BRAVE NEW WORLD: Scouts can't stop buzzing about the Braves' young talent, especially dazzling 19-year-old outfield stud Jason Heyward. Here's one typical review: "Looks like Darryl Strawberry -- only with more bat speed." And another: "Cross between Fred McGriff and Dave Parker." And another, less serious review: "I think he needs to work on his size." OK, maybe not. Heyward is 6-foot-4, 220 pounds worth of monstrosity.

HOW MIXED UP IS THE AL CENTRAL: You'd be amazed how many people think the Royals have a chance to steal the AL Central.

HOW MIXED UP IS THE NL CENTRAL: One more reason the Cubs had better win the NL Central: Their payroll (pushing $140 million) is more than $40 million higher than the next-closest team in their division (St. Louis, at $93 million).

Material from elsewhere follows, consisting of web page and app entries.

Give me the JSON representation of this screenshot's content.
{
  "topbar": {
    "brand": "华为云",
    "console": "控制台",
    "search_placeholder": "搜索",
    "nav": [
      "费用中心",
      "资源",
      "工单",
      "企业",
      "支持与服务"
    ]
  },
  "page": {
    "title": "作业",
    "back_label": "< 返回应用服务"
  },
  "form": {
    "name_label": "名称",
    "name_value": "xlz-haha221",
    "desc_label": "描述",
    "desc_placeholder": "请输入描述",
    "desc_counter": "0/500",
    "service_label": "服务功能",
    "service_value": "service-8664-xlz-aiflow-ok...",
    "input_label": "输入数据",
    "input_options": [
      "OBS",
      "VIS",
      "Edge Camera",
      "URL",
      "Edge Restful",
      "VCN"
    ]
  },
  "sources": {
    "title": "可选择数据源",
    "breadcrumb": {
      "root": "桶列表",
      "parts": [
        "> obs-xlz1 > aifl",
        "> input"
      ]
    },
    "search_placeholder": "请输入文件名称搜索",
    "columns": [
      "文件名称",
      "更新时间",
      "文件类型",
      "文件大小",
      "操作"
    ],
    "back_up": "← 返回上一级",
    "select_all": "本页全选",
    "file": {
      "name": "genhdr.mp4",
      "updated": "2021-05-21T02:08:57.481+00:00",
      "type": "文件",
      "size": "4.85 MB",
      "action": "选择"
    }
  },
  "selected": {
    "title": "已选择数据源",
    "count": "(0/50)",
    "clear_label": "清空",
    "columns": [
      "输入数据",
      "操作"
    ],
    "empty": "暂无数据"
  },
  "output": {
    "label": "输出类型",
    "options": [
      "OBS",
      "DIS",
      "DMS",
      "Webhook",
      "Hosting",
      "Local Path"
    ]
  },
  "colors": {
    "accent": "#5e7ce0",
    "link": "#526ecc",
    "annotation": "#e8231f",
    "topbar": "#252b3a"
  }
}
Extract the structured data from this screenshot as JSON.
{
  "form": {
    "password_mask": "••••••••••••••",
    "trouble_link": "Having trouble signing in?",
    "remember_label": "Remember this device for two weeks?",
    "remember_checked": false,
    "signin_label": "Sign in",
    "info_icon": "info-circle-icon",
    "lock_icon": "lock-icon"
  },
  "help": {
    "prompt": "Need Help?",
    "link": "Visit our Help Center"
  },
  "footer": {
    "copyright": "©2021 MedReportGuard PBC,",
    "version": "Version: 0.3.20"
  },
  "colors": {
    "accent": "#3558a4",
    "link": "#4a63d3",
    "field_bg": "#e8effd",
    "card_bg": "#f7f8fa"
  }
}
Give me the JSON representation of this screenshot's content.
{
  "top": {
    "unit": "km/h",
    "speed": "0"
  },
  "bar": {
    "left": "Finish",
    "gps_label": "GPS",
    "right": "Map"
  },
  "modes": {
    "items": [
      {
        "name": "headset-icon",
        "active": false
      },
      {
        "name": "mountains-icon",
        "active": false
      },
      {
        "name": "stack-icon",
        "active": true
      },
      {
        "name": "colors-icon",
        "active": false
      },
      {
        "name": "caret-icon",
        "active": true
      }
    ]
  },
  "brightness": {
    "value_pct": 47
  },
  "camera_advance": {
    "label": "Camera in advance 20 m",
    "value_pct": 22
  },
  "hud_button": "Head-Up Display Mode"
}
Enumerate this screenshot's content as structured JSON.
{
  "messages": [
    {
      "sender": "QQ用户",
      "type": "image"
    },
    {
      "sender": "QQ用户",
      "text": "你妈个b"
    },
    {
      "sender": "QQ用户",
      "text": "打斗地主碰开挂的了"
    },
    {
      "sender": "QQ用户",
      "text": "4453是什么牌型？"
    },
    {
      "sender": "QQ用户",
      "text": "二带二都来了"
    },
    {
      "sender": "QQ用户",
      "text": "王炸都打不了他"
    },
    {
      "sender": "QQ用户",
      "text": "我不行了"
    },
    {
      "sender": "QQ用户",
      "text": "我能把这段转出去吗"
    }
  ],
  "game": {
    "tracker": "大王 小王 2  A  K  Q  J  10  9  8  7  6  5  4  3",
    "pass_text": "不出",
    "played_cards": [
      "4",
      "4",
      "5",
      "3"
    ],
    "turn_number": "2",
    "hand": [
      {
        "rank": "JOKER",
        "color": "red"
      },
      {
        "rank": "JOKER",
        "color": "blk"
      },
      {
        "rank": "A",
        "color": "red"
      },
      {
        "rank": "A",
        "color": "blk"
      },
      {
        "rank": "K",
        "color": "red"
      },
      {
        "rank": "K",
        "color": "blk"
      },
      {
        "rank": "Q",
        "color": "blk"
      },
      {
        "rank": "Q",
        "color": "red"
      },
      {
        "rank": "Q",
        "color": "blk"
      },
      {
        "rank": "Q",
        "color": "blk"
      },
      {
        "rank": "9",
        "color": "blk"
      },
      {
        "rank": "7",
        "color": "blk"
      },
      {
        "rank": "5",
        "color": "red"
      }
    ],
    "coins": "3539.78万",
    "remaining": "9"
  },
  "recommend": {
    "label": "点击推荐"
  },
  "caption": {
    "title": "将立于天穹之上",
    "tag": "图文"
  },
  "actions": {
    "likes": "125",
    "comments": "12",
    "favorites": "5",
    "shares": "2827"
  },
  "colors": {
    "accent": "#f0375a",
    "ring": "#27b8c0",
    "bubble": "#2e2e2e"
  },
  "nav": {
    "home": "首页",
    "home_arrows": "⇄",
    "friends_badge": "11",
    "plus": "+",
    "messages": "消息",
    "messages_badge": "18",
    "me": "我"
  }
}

ATTENTION SHOPPERS: A few extra parts who are being made available right now: Blue Jays reliever Shawn Camp, Astros reliever Geoff Geary, Royals catcher John Buck, Phillies outfielder Geoff Jenkins. Counting Jenkins' $1.25 million buyout of his 2010 option, he's still owed $8 million. The Phillies have offered to pay "almost all of it," according to one club, but still haven't found a taker.

IN THE CHASE: The art of self-preservation is one you'll never find on Chase Utley's radar screen. In the first inning of his second spring training game of the year, following hip surgery, he decided he absolutely, positively had to dive after a ground-ball single up the middle. The occupants of the Phillies' dugout are only now regaining consciousness. "He's amazing," said one scout. "He looks like he never had any surgery at all. He doesn't look restricted in any phase of the game."

HISTORIC SPRING BOX-SCORE TAG TEAM OF THE YEAR: Opening Day in Texas figures to feature a Kevin Millwood-Cliff Lee duel. So what do those two have in common? They've both given up 10 runs in a game this spring. Millwood did it first. Then Lee unfurled this messy line Tuesday versus (who else?) Texas: 2 2/3 IP, 11 H, 10 R, 9 ER, 1 BB, 2 K. So how rare is it for both opening-day starting pitchers to be guys who gave up at least 10 runs in a game that same spring? The Elias Sports Bureau has spring pitching lines in its database back through 1993 -- and there hasn't been a single opener like that in any of the past 16 seasons.

FINALLY ...: Aaron Boone is one of the great human beings in this sport. So I don't know anybody -- even Red Sox fans -- who don't wish him well when he meets up with his friendly neighborhood heart surgeon. Here's hoping this man has many more walk-off October home runs in him.